▶ TASK DATA
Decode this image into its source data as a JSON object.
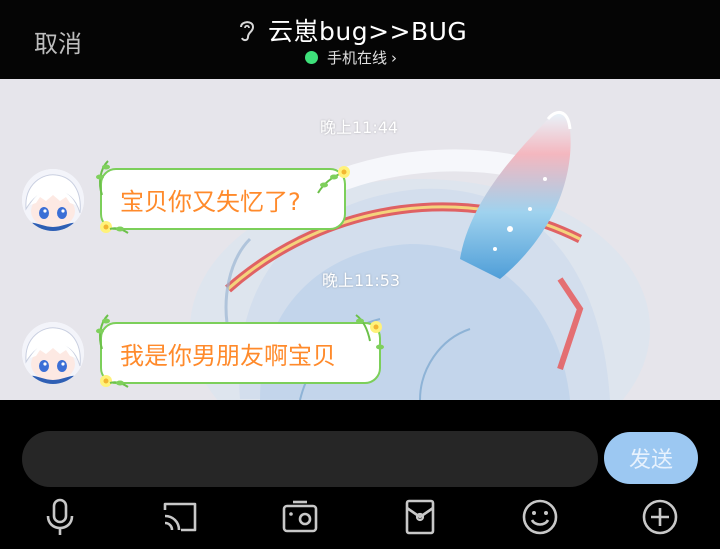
{
  "header": {
    "cancel_label": "取消",
    "title": "云崽bug>>BUG",
    "status_text": "手机在线",
    "status_color": "#3ee07a"
  },
  "messages": [
    {
      "time": "晚上11:44",
      "text": "宝贝你又失忆了?",
      "side": "left"
    },
    {
      "time": "晚上11:53",
      "text": "我是你男朋友啊宝贝",
      "side": "left"
    }
  ],
  "composer": {
    "input_value": "",
    "send_label": "发送"
  },
  "toolbar": {
    "icons": [
      "microphone-icon",
      "screen-cast-icon",
      "photo-icon",
      "red-packet-icon",
      "emoji-icon",
      "plus-icon"
    ]
  },
  "colors": {
    "bubble_text": "#ff8a2b",
    "bubble_border": "#7ccf5a",
    "send_button": "#9cc8f2"
  }
}
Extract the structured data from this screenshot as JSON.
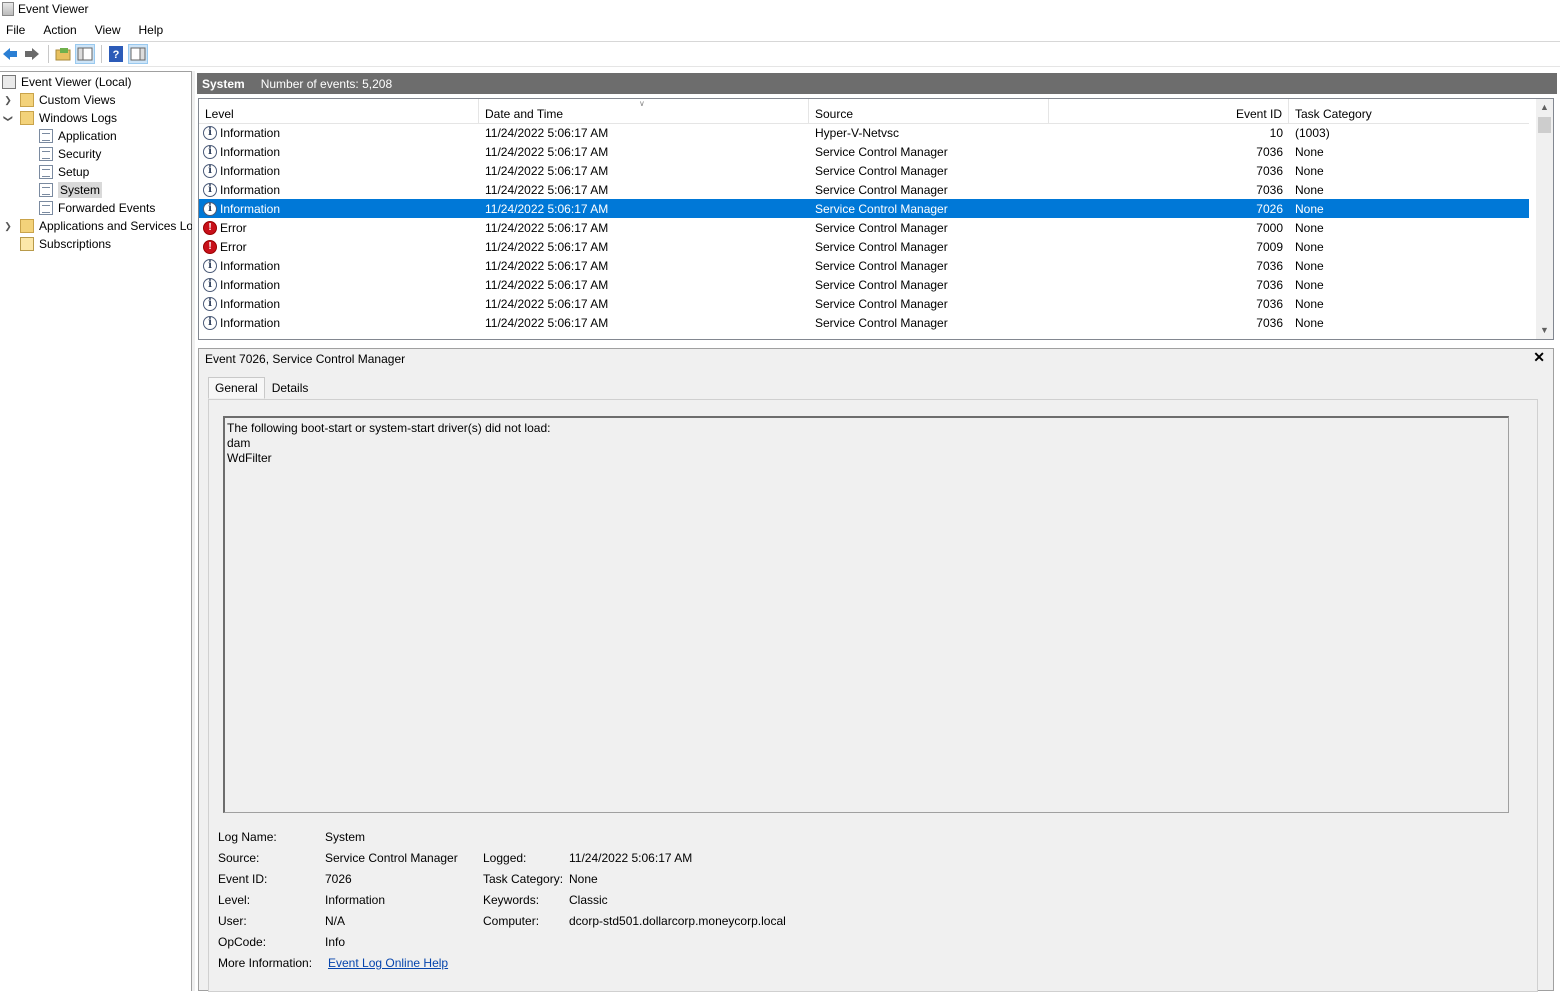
{
  "window": {
    "title": "Event Viewer"
  },
  "menu": [
    "File",
    "Action",
    "View",
    "Help"
  ],
  "toolbar": {
    "icons": [
      "back-arrow-icon",
      "forward-arrow-icon",
      "open-folder-icon",
      "show-hide-tree-icon",
      "help-icon",
      "show-action-pane-icon"
    ]
  },
  "tree": {
    "root": "Event Viewer (Local)",
    "custom_views": "Custom Views",
    "windows_logs": "Windows Logs",
    "application": "Application",
    "security": "Security",
    "setup": "Setup",
    "system": "System",
    "forwarded": "Forwarded Events",
    "apps_services": "Applications and Services Lo",
    "subscriptions": "Subscriptions"
  },
  "header": {
    "log_name": "System",
    "count": "Number of events: 5,208"
  },
  "columns": {
    "level": "Level",
    "date": "Date and Time",
    "source": "Source",
    "event_id": "Event ID",
    "task": "Task Category"
  },
  "events": [
    {
      "level": "Information",
      "type": "info",
      "date": "11/24/2022 5:06:17 AM",
      "source": "Hyper-V-Netvsc",
      "id": "10",
      "task": "(1003)"
    },
    {
      "level": "Information",
      "type": "info",
      "date": "11/24/2022 5:06:17 AM",
      "source": "Service Control Manager",
      "id": "7036",
      "task": "None"
    },
    {
      "level": "Information",
      "type": "info",
      "date": "11/24/2022 5:06:17 AM",
      "source": "Service Control Manager",
      "id": "7036",
      "task": "None"
    },
    {
      "level": "Information",
      "type": "info",
      "date": "11/24/2022 5:06:17 AM",
      "source": "Service Control Manager",
      "id": "7036",
      "task": "None"
    },
    {
      "level": "Information",
      "type": "info",
      "date": "11/24/2022 5:06:17 AM",
      "source": "Service Control Manager",
      "id": "7026",
      "task": "None",
      "selected": true
    },
    {
      "level": "Error",
      "type": "err",
      "date": "11/24/2022 5:06:17 AM",
      "source": "Service Control Manager",
      "id": "7000",
      "task": "None"
    },
    {
      "level": "Error",
      "type": "err",
      "date": "11/24/2022 5:06:17 AM",
      "source": "Service Control Manager",
      "id": "7009",
      "task": "None"
    },
    {
      "level": "Information",
      "type": "info",
      "date": "11/24/2022 5:06:17 AM",
      "source": "Service Control Manager",
      "id": "7036",
      "task": "None"
    },
    {
      "level": "Information",
      "type": "info",
      "date": "11/24/2022 5:06:17 AM",
      "source": "Service Control Manager",
      "id": "7036",
      "task": "None"
    },
    {
      "level": "Information",
      "type": "info",
      "date": "11/24/2022 5:06:17 AM",
      "source": "Service Control Manager",
      "id": "7036",
      "task": "None"
    },
    {
      "level": "Information",
      "type": "info",
      "date": "11/24/2022 5:06:17 AM",
      "source": "Service Control Manager",
      "id": "7036",
      "task": "None"
    }
  ],
  "detail": {
    "title": "Event 7026, Service Control Manager",
    "close": "✕",
    "tabs": {
      "general": "General",
      "details": "Details"
    },
    "message": [
      "The following boot-start or system-start driver(s) did not load:",
      "dam",
      "WdFilter"
    ],
    "labels": {
      "log_name": "Log Name:",
      "source": "Source:",
      "event_id": "Event ID:",
      "level": "Level:",
      "user": "User:",
      "opcode": "OpCode:",
      "more_info": "More Information:",
      "logged": "Logged:",
      "task_category": "Task Category:",
      "keywords": "Keywords:",
      "computer": "Computer:"
    },
    "values": {
      "log_name": "System",
      "source": "Service Control Manager",
      "event_id": "7026",
      "level": "Information",
      "user": "N/A",
      "opcode": "Info",
      "more_info": "Event Log Online Help",
      "logged": "11/24/2022 5:06:17 AM",
      "task_category": "None",
      "keywords": "Classic",
      "computer": "dcorp-std501.dollarcorp.moneycorp.local"
    }
  }
}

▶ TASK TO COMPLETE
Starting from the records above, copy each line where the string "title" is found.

▶ TASK RESPONSE
    "title": "云崽bug>>BUG",
    "title": "Event Viewer"
    "title": "Event 7026, Service Control Manager",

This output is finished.